Instead, sessions on PR as a business resource, management through internal comms and the business case for communications marked a change from the PR world's attempt to confine Ulster PROs to a pigeonhole of sectarian or political interest.
Rosemary Allister, John Laird PR account handler and chairman of the IPR's Northern Ireland group, says the industry had shown signs of growth before the Good Friday Agreement (GFA), signed in May 1998, but the advent of peace had been a watershed.
PR developed late in the province.

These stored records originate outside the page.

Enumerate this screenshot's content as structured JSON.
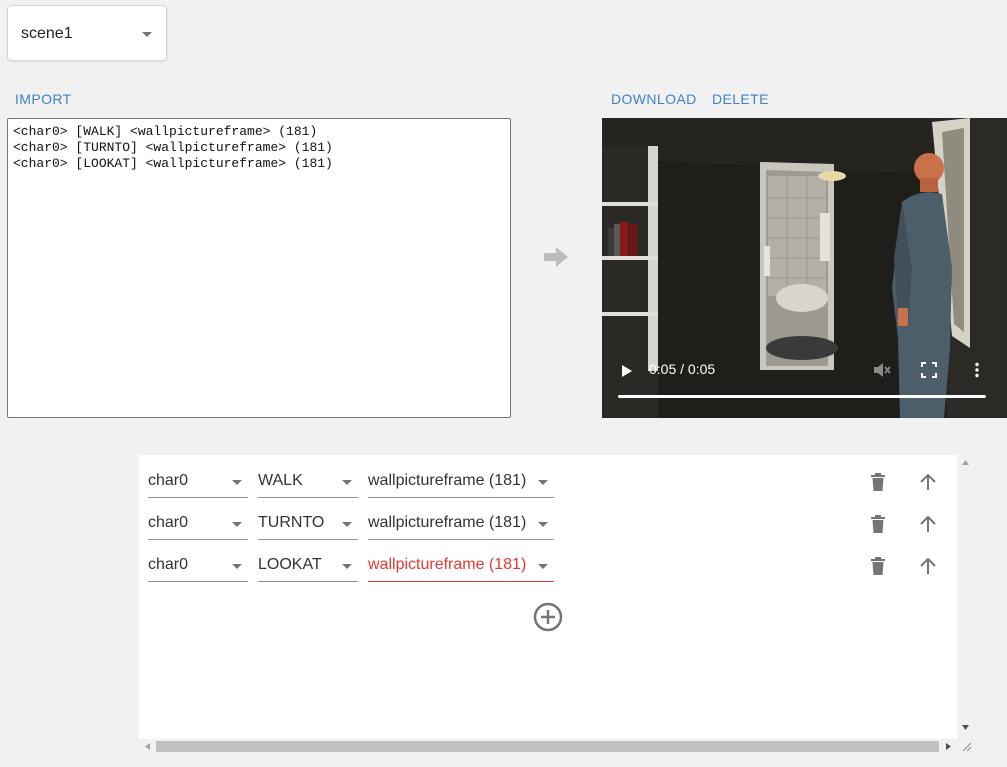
{
  "scene_selector": {
    "value": "scene1"
  },
  "toolbar_left": {
    "import_label": "IMPORT"
  },
  "toolbar_right": {
    "download_label": "DOWNLOAD",
    "delete_label": "DELETE"
  },
  "script_text": "<char0> [WALK] <wallpictureframe> (181)\n<char0> [TURNTO] <wallpictureframe> (181)\n<char0> [LOOKAT] <wallpictureframe> (181)",
  "video": {
    "time": "0:05 / 0:05",
    "progress": 1.0
  },
  "program": {
    "rows": [
      {
        "character": "char0",
        "action": "WALK",
        "object": "wallpictureframe (181)",
        "error": false
      },
      {
        "character": "char0",
        "action": "TURNTO",
        "object": "wallpictureframe (181)",
        "error": false
      },
      {
        "character": "char0",
        "action": "LOOKAT",
        "object": "wallpictureframe (181)",
        "error": true
      }
    ]
  },
  "colors": {
    "accent": "#3f82c8",
    "error": "#e53935",
    "icon": "#757575"
  },
  "icons": {
    "run": "arrow-right-icon",
    "delete_row": "trash-icon",
    "move_up": "arrow-up-icon",
    "add_row": "add-circle-icon"
  }
}
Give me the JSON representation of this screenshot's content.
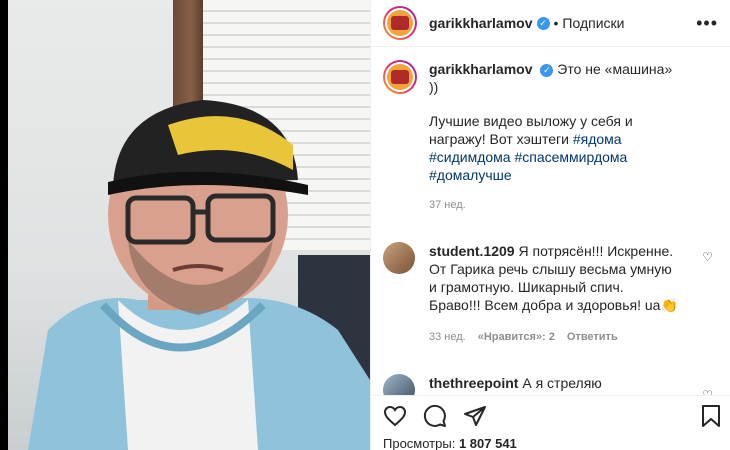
{
  "header": {
    "username": "garikkharlamov",
    "separator": "•",
    "follow_label": "Подписки",
    "more_label": "•••"
  },
  "caption": {
    "username": "garikkharlamov",
    "line1": "Это не «машина»",
    "line2": "))",
    "body": "Лучшие видео выложу у себя и награжу! Вот хэштеги",
    "hashtags": [
      "#ядома",
      "#сидимдома",
      "#спасеммирдома",
      "#домалучше"
    ],
    "time": "37 нед."
  },
  "comments": [
    {
      "username": "student.1209",
      "text": "Я потрясён!!! Искренне. От Гарика речь слышу весьма умную и грамотную. Шикарный спич. Браво!!! Всем добра и здоровья! ua👏",
      "time": "33 нед.",
      "likes": "«Нравится»: 2",
      "reply": "Ответить"
    },
    {
      "username": "thethreepoint",
      "text": "А я стреляю"
    }
  ],
  "actions": {
    "like": "heart-icon",
    "comment": "comment-icon",
    "share": "share-icon",
    "save": "bookmark-icon"
  },
  "views": {
    "label": "Просмотры:",
    "count": "1 807 541"
  },
  "colors": {
    "link": "#00376b",
    "verified": "#3897f0",
    "muted": "#8e8e8e"
  }
}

Andy Purcell, course director in PR and marketing at the University of Ulster, says the first dedicated PR firm - The Public Relations Company - did not open for trading until 1965, and because of the troubles had shut up shop by 1970.
By contrast, the sector is now growing at a rate capable of sustaining a degree course for 200 students. Next year's intake will need two As and a B at A-Level, qualifications capable of securing a place at medical school.
Industry sources estimate the size of the market at £20m to £30m. This is relatively small, and the market is also fragmented. There are under a dozen firms taking £1m of fees, and countless one-man bands or niche operators. The consolidation many expected during the past three years has not happened, leaving a market welcoming to new entrants.
Small and fragmented it may be, but it is on the rise. Ulster's is the fastest-growing regional economy in the UK. With Belfast town centre being widely relandscaped and rebuilt, unemployment is at a 25-year low and output is growing at ten times the UK's average rate.
Agencies are expanding to fit capacity. IPG's Weber Shandwick and Incepta's Citigate, run by local PR veteran Alan Burnside, are the two major global networks to have established a major (25-plus) presence in Belfast, along with a host of indigenous firms such as Drury Communications, Morrow Communications, Davidson Cockcroft, GCAS PR, Manley IMC and Future Image. A new generation of firms run by younger managers, Life Communications and Carmah among them, is now emerging.
One reason for this surge in business is that the deal to end the troubles created a raft of bodies needing advice.
Kieran Donnelly, a director at Morrow - which has 20 staff and clients such as ICL and Novell - explains: 'The GFA is starting to kick in with institutions that provide work. We do the (all Ireland) Food Safety Promotion Board, Drury does Intertrade Ireland, and there are many others,' he says.
Managing accounts across Ireland is a money-spinner and promises to be a boon on both sides of the border.
Despite the fact the two countries use different currencies, companies large in Dublin, such as Fleishman-Hillard, are able to cash in in the north.
But the most significant driver of sectoral growth is the confidence the GFA has brought.
And growth has been welcomed by local journalists, grateful to be able to write on mainstream issues and to be given the page space to do so in the absence of troubles news. In addition to the BBC regional station and ITV's Ulster TV, local corporate PROs see three print publications as crucial - The Irish News, the Newsletter and the Belfast Telegraph. With a business section every day bar Sunday, The Irish News is seen as a prime target.
The title's business editor Gary McDonald, who has spent one year working in PR, has spent 22 years observing the PR scene from a journalistic standpoint: 'For a long time PR here was seen as risk management because of the troubles, or blowing up balloons and giving freebies to journalists. The sector has taken a look at itself and realises it has a role in influencing the news agenda.'
In-house staff, too, enthuse about the opportunities afforded by the new dispensation. As inward investment mushrooms - witness recent developments by Fujitsu, Halifax and Abbey National - the local mood is upbeat.
Leanne Hyslop is PRO at transport operatorTranslink: 'It's vibrant. We have the feelgood factor as the Agreement is bearing fruit. Under the new institutions, for example, we have £80m to buy 23 new trains. PR is now needed to get punters back on trains.'
For now, the biggest PR operation in Ulster remains that of former BBC NI political editor Steven Grimason, whose 42 press officers run the Northern Ireland Executive's newsroom.
But with private sector operations growing and peace offering fresh opportunities for business to grow, that cannot last long.